The whole time we played, we would be dying laughing at how “cunning” the other person would be in their plays. Whenever we got “wild” on the die, we would instantly give each other a pyramid from our own collection just to be a jerk; even when it wasn’t the best move for our game. The “wild” side of the die became a joke over the weekend, and we would always know what the other person was going to do. Our campsite neighbours quickly learned of our “strategy” and would start playing along, also only using the “wild” side of the die as a second “transfer” side, which ended up just making all of us laugh even more at this ridiculous joke and horrible game play was continued.
For Nomids you need 1 specialty “Pyramid Die” and 10 pyramid trios all different colours. The individual boxed game comes with everything you need, and I absolutely loved admiring the different colours of the pyramid trios. The die has symbols on each face all representing a specific play; deposit, withdraw, dispense, transfer, exchange or wild.
Players start by taking 3 pyramids, one of each size and all different colours, and placing them in front of them. Players then take turns rolling the die and completing the action listed on the die. The first player to get rid of all the pyramids in front of them wins.

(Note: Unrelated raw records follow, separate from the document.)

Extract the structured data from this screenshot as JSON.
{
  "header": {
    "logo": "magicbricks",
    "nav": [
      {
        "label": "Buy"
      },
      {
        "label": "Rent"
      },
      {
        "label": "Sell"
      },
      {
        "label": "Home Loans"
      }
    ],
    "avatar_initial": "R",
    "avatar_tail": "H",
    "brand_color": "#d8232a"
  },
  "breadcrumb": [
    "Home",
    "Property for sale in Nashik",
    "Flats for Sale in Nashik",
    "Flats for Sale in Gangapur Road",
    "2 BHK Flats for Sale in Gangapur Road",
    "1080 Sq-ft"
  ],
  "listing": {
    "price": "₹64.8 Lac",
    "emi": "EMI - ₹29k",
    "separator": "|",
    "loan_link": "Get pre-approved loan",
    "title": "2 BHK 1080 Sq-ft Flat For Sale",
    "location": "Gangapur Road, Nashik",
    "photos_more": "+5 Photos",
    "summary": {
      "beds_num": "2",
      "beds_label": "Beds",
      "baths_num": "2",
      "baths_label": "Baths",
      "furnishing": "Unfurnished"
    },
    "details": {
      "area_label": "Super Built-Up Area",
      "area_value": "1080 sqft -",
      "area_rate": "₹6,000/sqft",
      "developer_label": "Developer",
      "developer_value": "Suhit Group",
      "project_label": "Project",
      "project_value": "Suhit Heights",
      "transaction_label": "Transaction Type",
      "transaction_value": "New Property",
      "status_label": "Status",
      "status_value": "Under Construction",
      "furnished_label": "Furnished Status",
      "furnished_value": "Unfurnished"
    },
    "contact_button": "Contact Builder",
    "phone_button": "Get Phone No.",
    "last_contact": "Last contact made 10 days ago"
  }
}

The potential actions you’ll have to choose from are: deposit: which is return a pyramid from your collection into the pile of pyramids in the middle (or bank), withdraw: take a pyramid from the bank and add it to your collection, dispense: which is to give a player of your choosing a pyramid from the bank, transfer: give a pyramid to another player from a different players collection, exchange, which is to just exchange pyramids from your collection with another players or wild: which is whatever action you choose.
The catch of the game is whenever you have the whole trio of pyramids of one colour, you get to take a bonus action by placing the whole trio back into the bank and remove them from your collection.
The game has simple rules which is great to teach a group of new players, but the strategies and potential plays always keep this game interesting. I find with Nomids, the rounds can either be super-fast or right when you think you’re going to win, you get handed a bunch of pyramids and the tables turn in a blink of an eye. I find this a great warm-up game and fantastic to take on road trips, camping or any adventure of your choosing. The box is compact and fits into any bag with ease, and with being able to play up to 10 people, no one has to worry about being left out.